▸ THE PROBLEM
Once more, print the records exactly as given.

▸ RECORD EXTRACTS

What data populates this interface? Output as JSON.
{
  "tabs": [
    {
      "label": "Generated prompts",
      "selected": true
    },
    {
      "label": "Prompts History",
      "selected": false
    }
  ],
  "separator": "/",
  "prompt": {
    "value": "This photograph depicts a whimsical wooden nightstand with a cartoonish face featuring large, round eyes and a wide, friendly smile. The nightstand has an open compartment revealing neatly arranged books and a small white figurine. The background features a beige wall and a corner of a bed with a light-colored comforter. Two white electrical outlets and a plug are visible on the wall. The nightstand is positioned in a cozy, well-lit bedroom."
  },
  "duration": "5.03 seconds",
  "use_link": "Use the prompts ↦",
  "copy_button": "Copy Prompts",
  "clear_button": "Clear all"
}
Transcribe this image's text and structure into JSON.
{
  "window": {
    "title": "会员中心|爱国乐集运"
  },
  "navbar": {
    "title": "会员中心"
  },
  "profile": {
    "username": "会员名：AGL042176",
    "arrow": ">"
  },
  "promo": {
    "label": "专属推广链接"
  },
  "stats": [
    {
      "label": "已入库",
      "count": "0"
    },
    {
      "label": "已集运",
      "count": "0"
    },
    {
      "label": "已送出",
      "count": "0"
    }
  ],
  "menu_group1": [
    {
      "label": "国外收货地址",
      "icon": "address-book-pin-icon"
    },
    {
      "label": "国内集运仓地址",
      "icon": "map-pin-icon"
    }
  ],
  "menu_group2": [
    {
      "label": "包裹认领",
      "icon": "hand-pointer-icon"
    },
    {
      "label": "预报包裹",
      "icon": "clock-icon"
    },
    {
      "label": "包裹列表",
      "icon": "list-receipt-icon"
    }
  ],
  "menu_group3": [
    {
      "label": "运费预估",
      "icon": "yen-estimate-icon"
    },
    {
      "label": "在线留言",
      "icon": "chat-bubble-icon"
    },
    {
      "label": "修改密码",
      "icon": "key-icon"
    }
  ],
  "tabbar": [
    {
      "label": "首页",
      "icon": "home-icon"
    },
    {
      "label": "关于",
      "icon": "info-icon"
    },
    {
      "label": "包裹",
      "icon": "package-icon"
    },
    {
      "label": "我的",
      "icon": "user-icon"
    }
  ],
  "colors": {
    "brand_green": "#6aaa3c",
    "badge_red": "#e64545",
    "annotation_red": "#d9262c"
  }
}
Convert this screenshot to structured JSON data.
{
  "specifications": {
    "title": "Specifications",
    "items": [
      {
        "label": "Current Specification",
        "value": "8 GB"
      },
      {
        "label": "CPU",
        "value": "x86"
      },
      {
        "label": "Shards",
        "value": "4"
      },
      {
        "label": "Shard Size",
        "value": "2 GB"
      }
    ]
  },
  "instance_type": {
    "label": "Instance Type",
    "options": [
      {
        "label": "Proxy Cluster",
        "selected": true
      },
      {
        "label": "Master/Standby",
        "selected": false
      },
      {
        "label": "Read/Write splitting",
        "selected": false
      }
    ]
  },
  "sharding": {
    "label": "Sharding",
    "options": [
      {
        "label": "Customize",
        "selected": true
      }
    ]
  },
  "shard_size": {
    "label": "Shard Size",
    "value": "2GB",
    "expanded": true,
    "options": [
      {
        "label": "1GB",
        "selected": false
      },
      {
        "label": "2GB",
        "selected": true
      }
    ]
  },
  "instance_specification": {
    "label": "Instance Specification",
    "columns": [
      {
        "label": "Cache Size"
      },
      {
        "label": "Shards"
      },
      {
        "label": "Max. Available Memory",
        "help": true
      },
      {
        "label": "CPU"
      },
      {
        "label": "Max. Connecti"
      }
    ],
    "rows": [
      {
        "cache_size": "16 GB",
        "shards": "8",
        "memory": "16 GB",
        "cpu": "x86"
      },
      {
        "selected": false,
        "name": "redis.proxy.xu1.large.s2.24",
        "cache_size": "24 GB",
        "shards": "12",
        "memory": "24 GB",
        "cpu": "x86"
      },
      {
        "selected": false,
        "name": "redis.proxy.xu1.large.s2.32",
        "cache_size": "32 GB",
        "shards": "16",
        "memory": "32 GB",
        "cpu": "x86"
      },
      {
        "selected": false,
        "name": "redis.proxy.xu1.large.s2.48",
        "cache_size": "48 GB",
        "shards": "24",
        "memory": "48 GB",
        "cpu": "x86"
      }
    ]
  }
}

▸ YOUR RESPONSE
What data populates this interface? Output as JSON.
{
  "tabs": [
    {
      "label": "Generated prompts",
      "selected": true
    },
    {
      "label": "Prompts History",
      "selected": false
    }
  ],
  "separator": "/",
  "prompt": {
    "value": "This photograph depicts a whimsical wooden nightstand with a cartoonish face featuring large, round eyes and a wide, friendly smile. The nightstand has an open compartment revealing neatly arranged books and a small white figurine. The background features a beige wall and a corner of a bed with a light-colored comforter. Two white electrical outlets and a plug are visible on the wall. The nightstand is positioned in a cozy, well-lit bedroom."
  },
  "duration": "5.03 seconds",
  "use_link": "Use the prompts ↦",
  "copy_button": "Copy Prompts",
  "clear_button": "Clear all"
}
Transcribe this image's text and structure into JSON.
{
  "window": {
    "title": "会员中心|爱国乐集运"
  },
  "navbar": {
    "title": "会员中心"
  },
  "profile": {
    "username": "会员名：AGL042176",
    "arrow": ">"
  },
  "promo": {
    "label": "专属推广链接"
  },
  "stats": [
    {
      "label": "已入库",
      "count": "0"
    },
    {
      "label": "已集运",
      "count": "0"
    },
    {
      "label": "已送出",
      "count": "0"
    }
  ],
  "menu_group1": [
    {
      "label": "国外收货地址",
      "icon": "address-book-pin-icon"
    },
    {
      "label": "国内集运仓地址",
      "icon": "map-pin-icon"
    }
  ],
  "menu_group2": [
    {
      "label": "包裹认领",
      "icon": "hand-pointer-icon"
    },
    {
      "label": "预报包裹",
      "icon": "clock-icon"
    },
    {
      "label": "包裹列表",
      "icon": "list-receipt-icon"
    }
  ],
  "menu_group3": [
    {
      "label": "运费预估",
      "icon": "yen-estimate-icon"
    },
    {
      "label": "在线留言",
      "icon": "chat-bubble-icon"
    },
    {
      "label": "修改密码",
      "icon": "key-icon"
    }
  ],
  "tabbar": [
    {
      "label": "首页",
      "icon": "home-icon"
    },
    {
      "label": "关于",
      "icon": "info-icon"
    },
    {
      "label": "包裹",
      "icon": "package-icon"
    },
    {
      "label": "我的",
      "icon": "user-icon"
    }
  ],
  "colors": {
    "brand_green": "#6aaa3c",
    "badge_red": "#e64545",
    "annotation_red": "#d9262c"
  }
}
Convert this screenshot to structured JSON data.
{
  "specifications": {
    "title": "Specifications",
    "items": [
      {
        "label": "Current Specification",
        "value": "8 GB"
      },
      {
        "label": "CPU",
        "value": "x86"
      },
      {
        "label": "Shards",
        "value": "4"
      },
      {
        "label": "Shard Size",
        "value": "2 GB"
      }
    ]
  },
  "instance_type": {
    "label": "Instance Type",
    "options": [
      {
        "label": "Proxy Cluster",
        "selected": true
      },
      {
        "label": "Master/Standby",
        "selected": false
      },
      {
        "label": "Read/Write splitting",
        "selected": false
      }
    ]
  },
  "sharding": {
    "label": "Sharding",
    "options": [
      {
        "label": "Customize",
        "selected": true
      }
    ]
  },
  "shard_size": {
    "label": "Shard Size",
    "value": "2GB",
    "expanded": true,
    "options": [
      {
        "label": "1GB",
        "selected": false
      },
      {
        "label": "2GB",
        "selected": true
      }
    ]
  },
  "instance_specification": {
    "label": "Instance Specification",
    "columns": [
      {
        "label": "Cache Size"
      },
      {
        "label": "Shards"
      },
      {
        "label": "Max. Available Memory",
        "help": true
      },
      {
        "label": "CPU"
      },
      {
        "label": "Max. Connecti"
      }
    ],
    "rows": [
      {
        "cache_size": "16 GB",
        "shards": "8",
        "memory": "16 GB",
        "cpu": "x86"
      },
      {
        "selected": false,
        "name": "redis.proxy.xu1.large.s2.24",
        "cache_size": "24 GB",
        "shards": "12",
        "memory": "24 GB",
        "cpu": "x86"
      },
      {
        "selected": false,
        "name": "redis.proxy.xu1.large.s2.32",
        "cache_size": "32 GB",
        "shards": "16",
        "memory": "32 GB",
        "cpu": "x86"
      },
      {
        "selected": false,
        "name": "redis.proxy.xu1.large.s2.48",
        "cache_size": "48 GB",
        "shards": "24",
        "memory": "48 GB",
        "cpu": "x86"
      }
    ]
  }
}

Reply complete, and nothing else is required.